This amusing piece came from the UK’s best Catholic weekly, The Catholic Herald (do you subscribe?):
The English language is not a walled garden, but rather a trampled field over which many passers through have left their mark. The French language has an academy to protect it, which can ban certain words and which has the legal power to enforce its will. But on this side of the Channel, if you use a new word or phrase, as long as it sticks, that word or phrase may well find its way into the next edition of the Oxford English Dictionary.
Some of these neologisms have a certain charm or energy to them. Others are ugly, lazy or debased and come, all too often, from America. [?!? I seeeee. Brits have never made up words. Noooo....] (Britain has a tendency only to take the worst of American neologisms, rarely the best.) But there is another community of speakers who seem to enjoy scraping the marble cladding off the language of Shakespeare and reducing it to brick. I mean, of course, the Catholic Church. This is one Romanist conspiracy that is sadly all too real.
Here are 10 examples of Catholic-speak that should be banned.
1) Formation. This word has nothing to do with making things out of clay or Plasticine. Rather, you will encounter it in the following setting: “religious formation” or “clergy formation”. It means something wider than mere education or studies, and is supposed to cover all those activities that go on in seminaries. Sometimes a priest may ask another priest: “Where did you do your formation?” The word comes to us from Italian (formazione) but what the priest really should be saying is: “Where did you do your training?” [Although, perhaps in a religious community novices need to be "molded" (beaten, squeezed into shape) according the spirituality of the group they hope to join.]
2) Robes. Those things you see your priest wearing at the altar? They are not robes. They are vestments. [Amen.] A robe is what you wear on your way to the bathroom. Judges wear robes, but priests vest. Priestly vestments are distinct and important. Robes sound like what they wore in Star Wars.

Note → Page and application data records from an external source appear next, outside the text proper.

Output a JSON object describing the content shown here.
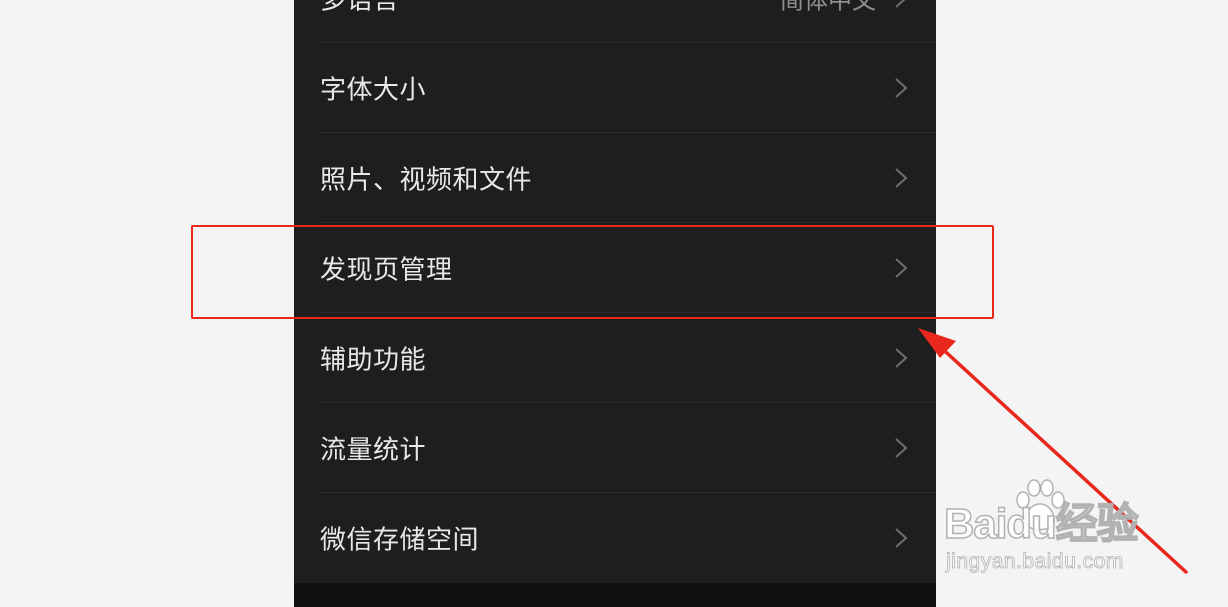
{
  "settings": {
    "items": [
      {
        "label": "多语言",
        "value": "简体中文"
      },
      {
        "label": "字体大小",
        "value": ""
      },
      {
        "label": "照片、视频和文件",
        "value": ""
      },
      {
        "label": "发现页管理",
        "value": ""
      },
      {
        "label": "辅助功能",
        "value": ""
      },
      {
        "label": "流量统计",
        "value": ""
      },
      {
        "label": "微信存储空间",
        "value": ""
      }
    ]
  },
  "annotation": {
    "highlighted_item": "发现页管理",
    "color": "#e8281d"
  },
  "watermark": {
    "brand": "Baidu经验",
    "url": "jingyan.baidu.com"
  },
  "colors": {
    "page_background": "#f4f4f4",
    "list_background": "#1e1e1e",
    "text": "#e8e8e8",
    "secondary_text": "#8f8f8f"
  }
}
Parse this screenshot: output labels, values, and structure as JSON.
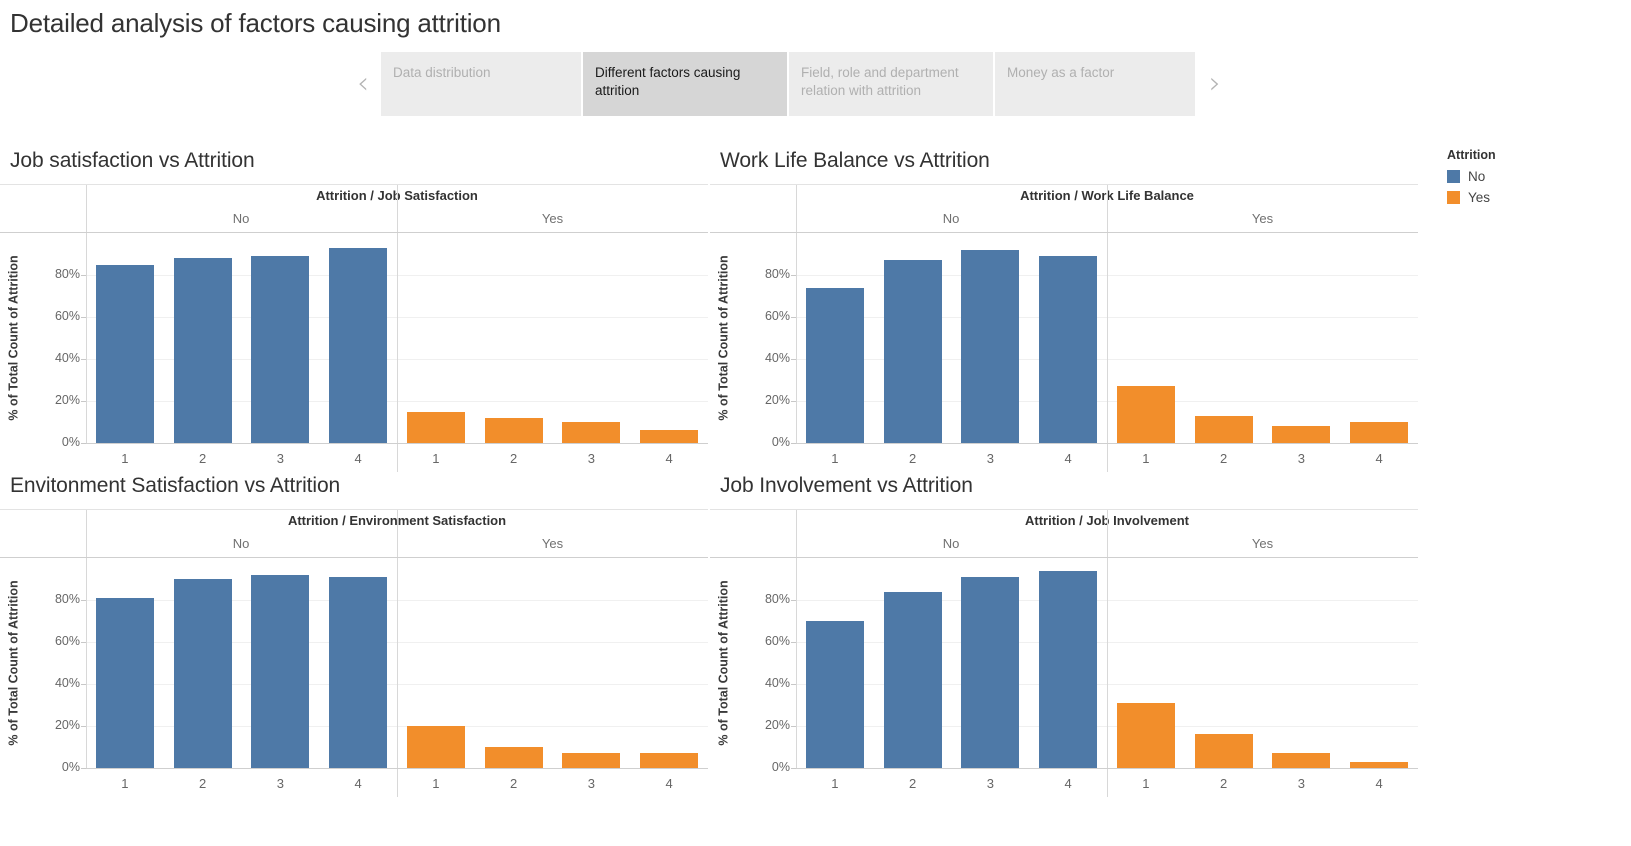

3)?Share. As in “thank you for sharing”. The only possible legitimate use of the word “share”, this side of California, is in the context of the stock market. So, instead of inviting people to share at the next meeting of the parish council, just turn and say: “So, what do you think?” [THINK? No, Father. "Feeeeel"....]
4)?Delicate. This is another import from Italian. Italians use the word delicato where we might use the words “awkward” or “embarrassing”. [Or "complicated".] You are told that the situation in the parish is “delicate”. This means that everyone should bury their heads in the sand, because they are too embarrassed to mention some elephant in the room. Go ahead: mention it and see what happens. And while on that topic…
5) Elephant in the room. This phrase should never be used. Instead, try saying the following: “Major infraction of canon law, which is clear for all to see, but which we are all pretending does not exist.” [Yes, though this is a delicate subject, I am sure we are all more comfortable referring to a large gorilla.]
6) Leadership Conference of Women Religious. Just ban it. Now. Never let these words be mentioned together again. Ever. [Would that it were so easy.]
7) Outreach. It seems like a good idea to reach out to people, but why this involves the invention of a new word, I am not sure. What happened to “mission”, a word good enough for the Church’s founder? [Yes. Ban it now.]
8)?Guideline. As in “only a guideline”. This is a favourite of those who fear they may be on the wrong side of canon law. It isn’t a guideline, it’s a law. So deal with it. [But... hang on! We can break guidelines!]
9)?Ongoing. This is a great favourite, especially when nothing is in fact going on. “Our investigations are ongoing” translates as: “We are doing nothing about it at present, except fob you off with words.” This is often found with the first example, as in “ongoing formation” (outside the Church, what is called in-service training), another form of words that masks a lacuna of activity. [For those of you in Columbia Heights, "lacuna" is Latin for "empty place, void, blank". It often refers to something that should be present, but isn't. Lacuna pairs well with "elephant in the room", doesn't it? In the one case, you "see" something that isn't there but should be and, in the other, you don't see something that is incredibly obvious.]
10) I know you are very busy right now, Father. Well, he might be or there again, he might not be. [sic] But whichever way, he was ordained to minister to the people of God, so speak to him. But whatever you say, do not use any of the words and phrases outlined above. [And please get to the point quickly. Thanks in advance.]
The 10 words that I have nominated for banishment could perhaps be joined by many others. Every Catholic will have his or her own list. This is mine.
But there is a serious point behind all this. The new translation of the Roman liturgy, and all the talk of a new evangelisation, rest on the concept of communicating timeless truth is a way that is attractive and even enticing. The words and phrase above are either ugly or obfuscating, or both.
We need to tell it like it is, to use one American phrase which is good, direct and powerful. Throwing away the jargon is one small, but necessary, step towards this.